first people who read it? And what might it mean for us
When we set aside much of the nonsense and speculation
from the last several decades, we find a story of God’s
presence with a fractured and frightened community,
with a church that had no idea about what the future
might hold, and with a people who wondered if it was
time to give up and abandon what they believed.
Against this reality, Revelation assures these people
that God will never abandon them… The overarching
message is about the presence of Christ as one who
will heal the problems of the earth and its peoples,
and who will offer a new age of inclusion.
In other words, Revelation is not about the end of the
world at some future date… It is possible to see
Revelation as a fun, hope-filled book… The bottom
line is that it was written at a time when it was
extremely dangerous to be a Christian… It was written
to provide hope and encouragement to people who
really needed it, and maybe it can still offer these
things today, as well as challenge us to reflect on how
we live now, as God’s people.
…You will always be encouraged to think for yourself.
So don’t be afraid of Revelation. Come with an open
mind and open heart, and listen to what God might be
saying to you.
Eight years ago, our Monday Night Study at St. David’s focused
on Elaine Pagels’ book “Revelations – Visions, Prophecy and
Politics in the Book of Revelation.”
to see that even when I was unable to be there to co-lead the
group (due to cancer surgery and recovery) there was a lot of
enthusiasm and participation.
(see the design of that study from our ACTS Study web page)https://tinyurl.com/y9yl9hceOne lesson I learned from dropping in on the class when I could, was that Revelation is too good and important a book to ignore because of biblical literalists, noisy evangelists, and the havoc they sow!The study guide is divided into an introduction and seven sessions, with several appendices explaining symbolic language and a helpful bibliography. There is a lot of good information contained in less than 100 pages.This study can be adapted to small and larger group discussion, depending on circumstance.
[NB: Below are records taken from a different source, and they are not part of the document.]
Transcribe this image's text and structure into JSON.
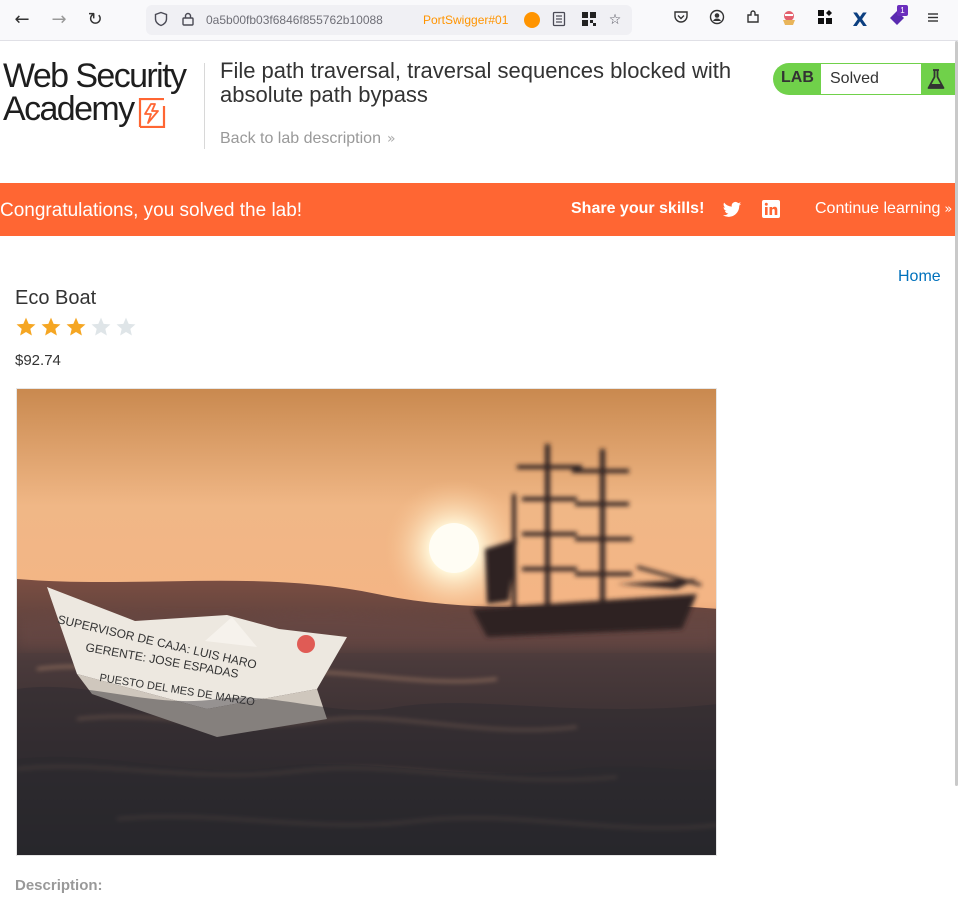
{
  "browser": {
    "url": "0a5b00fb03f6846f855762b10088",
    "container_label": "PortSwigger#01",
    "extension_badge_count": "1",
    "icons": [
      "back-arrow-icon",
      "forward-arrow-icon",
      "reload-icon",
      "shield-icon",
      "lock-icon",
      "reader-view-icon",
      "qr-code-icon",
      "bookmark-star-icon",
      "pocket-icon",
      "account-icon",
      "extensions-icon",
      "extension-a-icon",
      "extension-grid-icon",
      "extension-x-icon",
      "extension-badge-icon",
      "menu-icon"
    ]
  },
  "header": {
    "logo_line1": "Web Security",
    "logo_line2": "Academy",
    "lab_title": "File path traversal, traversal sequences blocked with absolute path bypass",
    "back_link": "Back to lab description",
    "back_chevron": "»",
    "lab_badge": "LAB",
    "status": "Solved",
    "status_color": "#70d14a"
  },
  "banner": {
    "congrats": "Congratulations, you solved the lab!",
    "share": "Share your skills!",
    "continue": "Continue learning",
    "continue_chevron": "»",
    "color": "#ff6633"
  },
  "product": {
    "home_link": "Home",
    "title": "Eco Boat",
    "rating": 3,
    "rating_max": 5,
    "price": "$92.74",
    "description_label": "Description:",
    "image_text_lines": [
      "SUPERVISOR DE CAJA: LUIS HARO",
      "GERENTE: JOSE ESPADAS",
      "PUESTO DEL MES DE MARZO"
    ]
  }
}
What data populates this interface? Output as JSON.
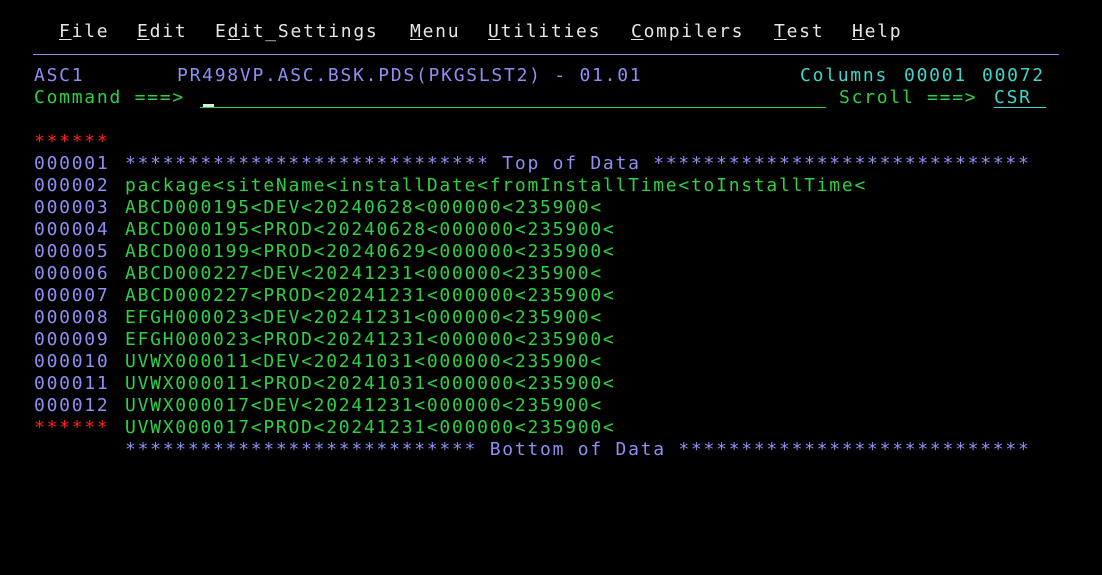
{
  "menu_bar": {
    "items": [
      {
        "pre": "",
        "hot": "F",
        "post": "ile"
      },
      {
        "pre": "",
        "hot": "E",
        "post": "dit"
      },
      {
        "pre": "E",
        "hot": "d",
        "post": "it_Settings"
      },
      {
        "pre": "",
        "hot": "M",
        "post": "enu"
      },
      {
        "pre": "",
        "hot": "U",
        "post": "tilities"
      },
      {
        "pre": "",
        "hot": "C",
        "post": "ompilers"
      },
      {
        "pre": "",
        "hot": "T",
        "post": "est"
      },
      {
        "pre": "",
        "hot": "H",
        "post": "elp"
      }
    ]
  },
  "header": {
    "mode": "ASC1",
    "dataset": "PR498VP.ASC.BSK.PDS(PKGSLST2) - 01.01",
    "columns_label": "Columns",
    "col_start": "00001",
    "col_end": "00072"
  },
  "command": {
    "label": "Command ===>",
    "value": "",
    "scroll_label": "Scroll ===>",
    "scroll_value": "CSR"
  },
  "top_marker": {
    "prefix": "******",
    "text": "***************************** Top of Data ******************************"
  },
  "lines": [
    {
      "num": "000001",
      "text": "package<siteName<installDate<fromInstallTime<toInstallTime<"
    },
    {
      "num": "000002",
      "text": "ABCD000195<DEV<20240628<000000<235900<"
    },
    {
      "num": "000003",
      "text": "ABCD000195<PROD<20240628<000000<235900<"
    },
    {
      "num": "000004",
      "text": "ABCD000199<PROD<20240629<000000<235900<"
    },
    {
      "num": "000005",
      "text": "ABCD000227<DEV<20241231<000000<235900<"
    },
    {
      "num": "000006",
      "text": "ABCD000227<PROD<20241231<000000<235900<"
    },
    {
      "num": "000007",
      "text": "EFGH000023<DEV<20241231<000000<235900<"
    },
    {
      "num": "000008",
      "text": "EFGH000023<PROD<20241231<000000<235900<"
    },
    {
      "num": "000009",
      "text": "UVWX000011<DEV<20241031<000000<235900<"
    },
    {
      "num": "000010",
      "text": "UVWX000011<PROD<20241031<000000<235900<"
    },
    {
      "num": "000011",
      "text": "UVWX000017<DEV<20241231<000000<235900<"
    },
    {
      "num": "000012",
      "text": "UVWX000017<PROD<20241231<000000<235900<"
    }
  ],
  "bottom_marker": {
    "prefix": "******",
    "text": "**************************** Bottom of Data ****************************"
  },
  "colors": {
    "background": "#000000",
    "menu_text": "#e6e6e6",
    "blue": "#8d8ff2",
    "green": "#2ed044",
    "turquoise": "#3fd5c8",
    "red": "#ff2020"
  }
}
To my mind, the greatest value of a book like this is that it serves to provide an intelligent and serious approach to a biblical text that has not been treated very well over the centuries, and especially the last several decades.
Buy the book from Woodlake Books:
Dr. Wayne Holst teaches religion and culture at the University of Calgary and helps to co-ordinate Adult Spiritual Development at St. David’s United Church in that city.